Tuesday, July 13, 2010

CoreLogic: House Prices increase 0.9% in May

by Bill McBride on 7/13/2010 01:10:00 PM

From CoreLogic (formerly First American LoanPerformance): CoreLogic® Home Price Index Shows Continued Increases in Home Prices for both Year-Over-Year and Month-Over-Month Figures In May

National home prices in the U.S. increased in May, the fourth-consecutive month showing a year-over-year increase. According to the CoreLogic HPI, national home prices, including distressed sales, increased by 2.9 percent in May 2010 compared to May 2009 and increased by 3.5 percent in April 2010 compared to April 2009. Excluding distressed sales, year-over-year prices only increased by 0.9 percent in May, and April’s non-distressed HPI increased by 0.4 percent.

On a month-over-month basis, May’s HPI was 0.9 percent higher than the April 2010 HPI, but the rate of increase was lower than the 1.3 percent gain from March 2010 to April 2010.
“Home price appreciation stabilized as homebuyer tax credit driven sales peaked in late spring,” said Mark Fleming, chief economist for CoreLogic. “But given that the labor market and income growth remain tepid we expect prices to moderate and possibly decline the rest of the year.”
Loan Performance House Price Index Click on graph for larger image in new window.

This graph shows the national LoanPerformance data since 1976. January 2000 = 100.

The index is up 2.9% over the last year, and off 28.5% from the peak.
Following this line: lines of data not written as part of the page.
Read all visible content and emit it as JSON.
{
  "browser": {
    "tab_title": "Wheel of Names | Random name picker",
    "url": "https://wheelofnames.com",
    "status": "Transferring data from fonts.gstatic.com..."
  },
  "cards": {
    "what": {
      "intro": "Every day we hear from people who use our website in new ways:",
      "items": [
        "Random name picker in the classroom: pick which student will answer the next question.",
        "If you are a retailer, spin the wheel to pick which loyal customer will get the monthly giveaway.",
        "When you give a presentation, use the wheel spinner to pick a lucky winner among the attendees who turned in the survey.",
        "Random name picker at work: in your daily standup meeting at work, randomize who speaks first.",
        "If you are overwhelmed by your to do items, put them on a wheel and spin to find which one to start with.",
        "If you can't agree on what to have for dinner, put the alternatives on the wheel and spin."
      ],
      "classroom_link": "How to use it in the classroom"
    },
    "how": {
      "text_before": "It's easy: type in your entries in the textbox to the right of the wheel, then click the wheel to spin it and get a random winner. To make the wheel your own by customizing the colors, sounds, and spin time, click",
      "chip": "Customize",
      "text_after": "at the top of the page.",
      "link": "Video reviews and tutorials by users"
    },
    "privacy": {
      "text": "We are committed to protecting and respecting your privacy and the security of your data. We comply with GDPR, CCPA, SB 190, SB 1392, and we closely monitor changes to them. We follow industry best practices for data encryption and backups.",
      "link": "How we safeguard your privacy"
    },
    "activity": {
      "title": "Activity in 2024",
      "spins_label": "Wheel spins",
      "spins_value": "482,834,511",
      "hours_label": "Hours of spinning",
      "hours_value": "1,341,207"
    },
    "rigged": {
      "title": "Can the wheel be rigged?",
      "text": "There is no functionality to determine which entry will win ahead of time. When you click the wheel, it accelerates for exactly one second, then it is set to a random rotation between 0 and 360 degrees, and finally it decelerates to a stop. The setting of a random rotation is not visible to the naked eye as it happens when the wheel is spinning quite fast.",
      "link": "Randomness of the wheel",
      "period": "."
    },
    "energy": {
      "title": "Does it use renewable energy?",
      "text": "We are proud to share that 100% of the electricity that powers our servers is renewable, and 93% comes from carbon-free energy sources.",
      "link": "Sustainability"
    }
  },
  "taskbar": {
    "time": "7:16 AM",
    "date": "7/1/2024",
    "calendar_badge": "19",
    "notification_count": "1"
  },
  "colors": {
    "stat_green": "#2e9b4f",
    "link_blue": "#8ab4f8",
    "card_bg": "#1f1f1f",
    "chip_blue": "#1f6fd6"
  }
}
CoreLogic expects prices to "moderate and possibly decline". I expect that we will see lower prices on this index later this year.

Price-to-Rent RatioThe second graph is an update on the price-to-rent ratio similar to the approach used by Fed economist John Krainer and researcher Chishen Wei in 2004: House Prices and Fundamental Value. Kainer and Wei presented a price-to-rent ratio using the OFHEO house price index and the Owners' Equivalent Rent (OER) from the BLS.

This graph shows the price to rent ratio using the CoreLogic data (January 2000 = 1.0).

This suggests that house prices are much closer to the bottom than the top, but that prices still have a ways to fall on a national basis.

I think this index will show a further price increase in June, as tax credit related existing home sales close. But I expect the index will show declines by the end of summer and into the fall.